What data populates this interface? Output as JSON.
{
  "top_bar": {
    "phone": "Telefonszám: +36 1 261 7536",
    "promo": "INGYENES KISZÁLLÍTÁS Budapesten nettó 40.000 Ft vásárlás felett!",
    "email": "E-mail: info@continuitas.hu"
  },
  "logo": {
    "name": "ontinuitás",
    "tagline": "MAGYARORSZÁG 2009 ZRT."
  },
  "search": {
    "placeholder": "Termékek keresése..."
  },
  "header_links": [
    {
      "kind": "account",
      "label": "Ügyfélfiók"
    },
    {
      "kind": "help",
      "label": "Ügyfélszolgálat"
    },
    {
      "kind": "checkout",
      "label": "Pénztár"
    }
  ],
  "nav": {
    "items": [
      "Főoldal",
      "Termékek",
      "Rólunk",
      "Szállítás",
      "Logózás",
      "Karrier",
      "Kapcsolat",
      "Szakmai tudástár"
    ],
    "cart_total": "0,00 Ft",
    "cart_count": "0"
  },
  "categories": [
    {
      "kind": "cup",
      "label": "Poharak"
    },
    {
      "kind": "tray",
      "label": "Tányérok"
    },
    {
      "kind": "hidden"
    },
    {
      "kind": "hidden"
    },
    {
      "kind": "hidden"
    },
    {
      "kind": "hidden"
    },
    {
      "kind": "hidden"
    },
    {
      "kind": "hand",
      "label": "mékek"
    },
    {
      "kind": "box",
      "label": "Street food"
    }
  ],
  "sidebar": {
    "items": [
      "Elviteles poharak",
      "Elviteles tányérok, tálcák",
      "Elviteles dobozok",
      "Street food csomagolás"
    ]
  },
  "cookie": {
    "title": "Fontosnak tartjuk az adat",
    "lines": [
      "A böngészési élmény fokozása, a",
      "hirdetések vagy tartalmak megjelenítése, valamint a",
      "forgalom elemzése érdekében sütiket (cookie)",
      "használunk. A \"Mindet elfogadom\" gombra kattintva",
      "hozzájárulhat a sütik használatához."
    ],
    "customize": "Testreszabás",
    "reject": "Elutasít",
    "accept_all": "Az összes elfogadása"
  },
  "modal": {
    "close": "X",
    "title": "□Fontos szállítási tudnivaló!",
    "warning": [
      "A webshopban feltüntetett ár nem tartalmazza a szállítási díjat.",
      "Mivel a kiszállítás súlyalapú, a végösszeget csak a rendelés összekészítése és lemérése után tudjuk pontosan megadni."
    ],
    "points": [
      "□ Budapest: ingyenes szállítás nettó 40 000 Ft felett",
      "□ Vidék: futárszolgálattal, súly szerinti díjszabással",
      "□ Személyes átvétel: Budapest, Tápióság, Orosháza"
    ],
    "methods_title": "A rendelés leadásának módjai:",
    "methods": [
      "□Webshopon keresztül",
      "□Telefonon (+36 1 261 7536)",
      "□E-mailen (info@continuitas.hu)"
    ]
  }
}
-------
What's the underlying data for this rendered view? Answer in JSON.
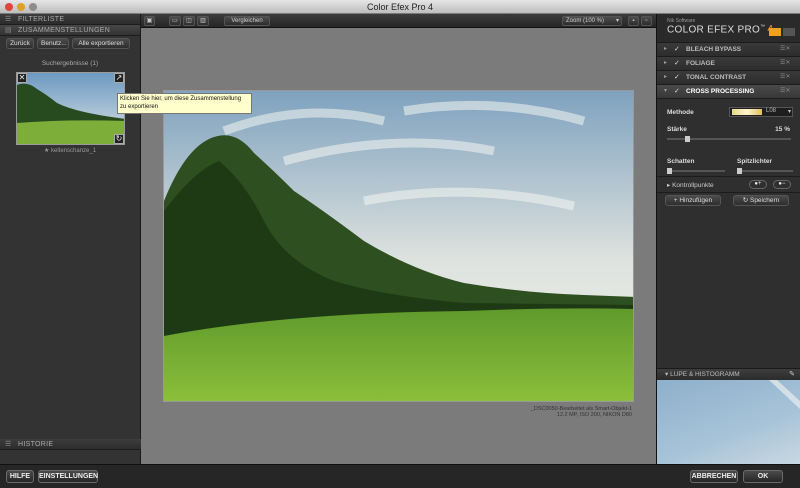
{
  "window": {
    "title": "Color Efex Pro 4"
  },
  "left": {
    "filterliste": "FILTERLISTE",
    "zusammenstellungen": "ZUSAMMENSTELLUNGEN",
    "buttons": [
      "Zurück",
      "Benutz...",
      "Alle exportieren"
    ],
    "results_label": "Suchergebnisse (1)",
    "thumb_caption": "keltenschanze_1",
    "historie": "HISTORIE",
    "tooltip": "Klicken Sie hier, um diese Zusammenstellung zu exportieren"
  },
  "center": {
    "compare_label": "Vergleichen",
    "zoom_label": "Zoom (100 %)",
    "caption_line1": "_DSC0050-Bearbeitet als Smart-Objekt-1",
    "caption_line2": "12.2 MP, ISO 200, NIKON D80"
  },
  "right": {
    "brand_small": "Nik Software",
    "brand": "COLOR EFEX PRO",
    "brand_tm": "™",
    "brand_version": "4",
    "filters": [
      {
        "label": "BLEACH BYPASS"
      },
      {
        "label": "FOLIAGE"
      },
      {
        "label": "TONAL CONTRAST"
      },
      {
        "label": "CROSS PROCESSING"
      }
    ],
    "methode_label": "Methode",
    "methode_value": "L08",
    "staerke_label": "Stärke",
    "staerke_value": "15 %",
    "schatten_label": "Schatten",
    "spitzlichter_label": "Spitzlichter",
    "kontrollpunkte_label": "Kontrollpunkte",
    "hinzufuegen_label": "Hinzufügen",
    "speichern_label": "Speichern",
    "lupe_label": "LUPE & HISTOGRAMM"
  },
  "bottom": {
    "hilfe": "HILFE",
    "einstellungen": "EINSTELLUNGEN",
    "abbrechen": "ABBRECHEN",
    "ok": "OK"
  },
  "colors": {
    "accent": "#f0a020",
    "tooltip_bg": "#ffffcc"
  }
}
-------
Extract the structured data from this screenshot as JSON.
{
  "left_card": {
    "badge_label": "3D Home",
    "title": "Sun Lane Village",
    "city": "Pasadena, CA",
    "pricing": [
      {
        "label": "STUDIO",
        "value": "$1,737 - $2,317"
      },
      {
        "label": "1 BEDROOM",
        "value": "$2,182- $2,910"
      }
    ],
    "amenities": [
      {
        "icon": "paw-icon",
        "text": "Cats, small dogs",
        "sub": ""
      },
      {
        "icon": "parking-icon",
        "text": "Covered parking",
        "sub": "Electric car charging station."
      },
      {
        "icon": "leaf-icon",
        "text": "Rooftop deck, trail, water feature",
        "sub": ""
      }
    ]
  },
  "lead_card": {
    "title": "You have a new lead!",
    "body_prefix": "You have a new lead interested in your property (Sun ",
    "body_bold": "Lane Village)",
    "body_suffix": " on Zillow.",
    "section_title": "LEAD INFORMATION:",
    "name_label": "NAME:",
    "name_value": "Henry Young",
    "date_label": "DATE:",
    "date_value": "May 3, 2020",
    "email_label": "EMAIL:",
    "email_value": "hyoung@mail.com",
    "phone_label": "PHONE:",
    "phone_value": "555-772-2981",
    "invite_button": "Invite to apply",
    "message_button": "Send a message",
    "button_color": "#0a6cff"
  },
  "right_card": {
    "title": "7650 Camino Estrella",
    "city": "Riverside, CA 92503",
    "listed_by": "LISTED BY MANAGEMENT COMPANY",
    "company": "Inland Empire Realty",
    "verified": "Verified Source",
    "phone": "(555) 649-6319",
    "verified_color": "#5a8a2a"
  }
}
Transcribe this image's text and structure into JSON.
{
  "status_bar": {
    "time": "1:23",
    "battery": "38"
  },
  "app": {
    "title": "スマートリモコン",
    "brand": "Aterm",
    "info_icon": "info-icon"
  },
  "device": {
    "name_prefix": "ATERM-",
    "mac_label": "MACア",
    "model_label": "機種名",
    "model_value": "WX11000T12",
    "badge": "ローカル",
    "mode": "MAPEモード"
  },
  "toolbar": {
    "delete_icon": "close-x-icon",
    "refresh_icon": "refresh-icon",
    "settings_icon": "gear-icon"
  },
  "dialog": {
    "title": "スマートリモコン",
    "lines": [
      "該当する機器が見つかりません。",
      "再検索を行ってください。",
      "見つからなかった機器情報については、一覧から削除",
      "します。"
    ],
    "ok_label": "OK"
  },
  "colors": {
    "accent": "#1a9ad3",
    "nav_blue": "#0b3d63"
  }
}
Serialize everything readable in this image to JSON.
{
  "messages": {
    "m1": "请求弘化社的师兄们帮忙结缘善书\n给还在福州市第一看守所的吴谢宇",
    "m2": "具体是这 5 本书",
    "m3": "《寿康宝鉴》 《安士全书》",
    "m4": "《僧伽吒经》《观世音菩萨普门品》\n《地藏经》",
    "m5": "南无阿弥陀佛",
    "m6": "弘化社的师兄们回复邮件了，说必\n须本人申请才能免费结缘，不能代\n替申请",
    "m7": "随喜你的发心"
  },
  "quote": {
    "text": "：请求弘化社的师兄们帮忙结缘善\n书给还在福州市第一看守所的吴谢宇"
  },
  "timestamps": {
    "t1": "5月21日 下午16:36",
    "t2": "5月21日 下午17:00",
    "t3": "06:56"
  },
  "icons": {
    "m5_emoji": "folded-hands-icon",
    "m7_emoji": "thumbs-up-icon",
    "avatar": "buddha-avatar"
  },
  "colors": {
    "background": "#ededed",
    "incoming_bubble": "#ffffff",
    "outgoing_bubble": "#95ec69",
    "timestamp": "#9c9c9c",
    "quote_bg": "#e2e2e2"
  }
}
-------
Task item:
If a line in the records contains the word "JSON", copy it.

Expected output:
What data populates this interface? Output as JSON.
What's the underlying data for this rendered view? Answer in JSON.
Extract the structured data from this screenshot as JSON.
Transcribe this image's text and structure into JSON.
Serialize everything readable in this image to JSON.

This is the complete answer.